The center-line/mean-point has shifted... FOR GOOD. Not necessarily for the better, but for good! Our assumptions, by which we live/work are not working anymore. They are based in an old mean, maybe as old as 400 years.

I don't think living is 400 year old assumptions is very wise for us, three-brained intellectuals, is it?

Joe Sixpack's picture

"...the list of so called six sigma or at least 5 sigma events about. That should tell us something critical..."


God speaks.


(Clue: When God speaks, people listen)

Papa Legba's picture

"We're terrible animals. I think that the Earth's immune system is trying to get rid of us, as well it should."

- Vonnegut

Papa Legba's picture

"We're terrible animals. I think that the Earth's immune system is trying to get rid of us, as well it should."

- Vonnegut

velobabe's picture

everybody, we are only every body.

geopol has it it right, he consolidates quite well.

No More Bubbles's picture

Well covered and well said!

HEHEHE's picture

"matter of fact when even a medium size soveign goes under it will be over."

Roubini posits that Spain will be the one to crash the system.  Too big to bail, too large a piece of EU to not take it down with it.

Edmon Plume's picture

Spain?  No, not possible for them to go down.  They have "invested" so much in wind power and other green energy products.  It's a regular utopia, and we all know utopias don't fail.


Selah's picture

Whoa ho ho!

I know where I'm moving!!!

Bullfights and Sangria Bitches!!!


Ripped Chunk's picture

As you said. It will be Spain that triggers the final blow. Then the gold bitches better stay low and out of sight.

crosey's picture

Mako, I am sincerely interested in your choice of a system that would work, if it's not compound interest.  Simple interest?  Cash and zero leverage?

Please respond.  Thanks.

anony's picture

There are no systems that can withstand the essential larceny in the hearts and minds of nearly every man, woman and child.

The imperfection of the human construct will sabotage any system.

And as long as the vote exists, wherein one man can simply vote to himself that which she will not or can not earn, there is only one predestined outcome.

Epic Fail.



crosey's picture

And as long as the vote exists, wherein one man can simply vote to himself that which she will not or can not earn, there is only one predestined outcome.

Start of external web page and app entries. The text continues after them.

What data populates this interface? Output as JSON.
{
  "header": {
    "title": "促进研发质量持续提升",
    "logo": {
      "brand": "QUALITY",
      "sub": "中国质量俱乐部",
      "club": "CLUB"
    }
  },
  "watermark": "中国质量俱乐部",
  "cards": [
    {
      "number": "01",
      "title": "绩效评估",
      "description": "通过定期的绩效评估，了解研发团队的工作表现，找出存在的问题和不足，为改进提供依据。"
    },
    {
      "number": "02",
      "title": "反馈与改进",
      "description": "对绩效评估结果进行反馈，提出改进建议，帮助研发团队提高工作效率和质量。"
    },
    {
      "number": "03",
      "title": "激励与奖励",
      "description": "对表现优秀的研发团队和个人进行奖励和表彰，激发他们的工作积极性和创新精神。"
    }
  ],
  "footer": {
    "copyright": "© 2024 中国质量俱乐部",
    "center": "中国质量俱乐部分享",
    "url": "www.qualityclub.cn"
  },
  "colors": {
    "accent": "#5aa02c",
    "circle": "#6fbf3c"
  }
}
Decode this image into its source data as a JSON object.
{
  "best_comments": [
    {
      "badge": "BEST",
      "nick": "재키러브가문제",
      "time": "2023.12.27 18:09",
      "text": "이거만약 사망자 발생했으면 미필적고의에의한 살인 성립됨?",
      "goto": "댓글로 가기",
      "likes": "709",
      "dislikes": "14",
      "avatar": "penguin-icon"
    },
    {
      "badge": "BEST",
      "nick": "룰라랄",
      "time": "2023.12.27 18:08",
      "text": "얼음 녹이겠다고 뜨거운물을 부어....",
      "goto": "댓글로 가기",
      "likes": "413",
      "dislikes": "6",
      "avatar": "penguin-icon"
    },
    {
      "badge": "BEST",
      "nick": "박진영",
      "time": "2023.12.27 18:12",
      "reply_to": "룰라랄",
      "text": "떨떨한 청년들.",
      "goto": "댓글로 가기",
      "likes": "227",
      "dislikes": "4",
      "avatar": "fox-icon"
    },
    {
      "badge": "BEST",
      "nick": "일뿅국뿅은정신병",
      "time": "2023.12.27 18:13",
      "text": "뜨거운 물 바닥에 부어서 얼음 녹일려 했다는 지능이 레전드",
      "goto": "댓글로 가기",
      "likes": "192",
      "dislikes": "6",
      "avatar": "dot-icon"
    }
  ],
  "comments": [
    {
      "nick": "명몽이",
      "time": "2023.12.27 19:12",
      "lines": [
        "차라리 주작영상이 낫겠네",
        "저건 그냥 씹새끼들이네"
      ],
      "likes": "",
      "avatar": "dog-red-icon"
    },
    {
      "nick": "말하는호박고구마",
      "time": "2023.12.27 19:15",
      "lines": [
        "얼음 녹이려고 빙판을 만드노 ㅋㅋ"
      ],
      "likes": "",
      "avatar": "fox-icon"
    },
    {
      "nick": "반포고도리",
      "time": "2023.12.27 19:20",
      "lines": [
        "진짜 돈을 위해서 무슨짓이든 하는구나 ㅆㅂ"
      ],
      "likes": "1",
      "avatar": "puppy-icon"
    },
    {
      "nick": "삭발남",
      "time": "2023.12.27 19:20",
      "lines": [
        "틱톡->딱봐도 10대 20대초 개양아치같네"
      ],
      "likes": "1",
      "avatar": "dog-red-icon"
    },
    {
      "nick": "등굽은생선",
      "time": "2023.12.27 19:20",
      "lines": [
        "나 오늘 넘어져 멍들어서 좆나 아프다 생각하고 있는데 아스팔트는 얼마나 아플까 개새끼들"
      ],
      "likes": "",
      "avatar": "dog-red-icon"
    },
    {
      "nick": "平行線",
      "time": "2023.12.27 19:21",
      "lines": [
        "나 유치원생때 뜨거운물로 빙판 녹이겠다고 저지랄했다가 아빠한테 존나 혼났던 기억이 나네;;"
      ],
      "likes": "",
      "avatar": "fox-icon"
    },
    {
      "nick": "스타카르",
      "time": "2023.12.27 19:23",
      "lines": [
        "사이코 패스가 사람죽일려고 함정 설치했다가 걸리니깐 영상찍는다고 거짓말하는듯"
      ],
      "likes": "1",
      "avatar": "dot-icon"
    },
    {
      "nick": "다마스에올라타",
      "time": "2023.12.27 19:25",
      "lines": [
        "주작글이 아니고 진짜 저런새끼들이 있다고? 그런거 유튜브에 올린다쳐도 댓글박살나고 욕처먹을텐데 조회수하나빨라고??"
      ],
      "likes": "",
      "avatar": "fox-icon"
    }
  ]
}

de Tocqueville would agree with you, with respect to democracy.

Waterfallsparkles's picture

There used to be a Poll Tax.  Anyone that did not own Property had to pay a Tax to Vote.  This at least used to protect Property Owners from people that did not pay Property Taxes from Voting for benifits for themselves without paying either Property Tax or a Poll Tax.

I am all for Voting rights but if you do not pay Taxes or are on Government Welfare you should not have a say in how the Money of the People who do pay Taxes is spent.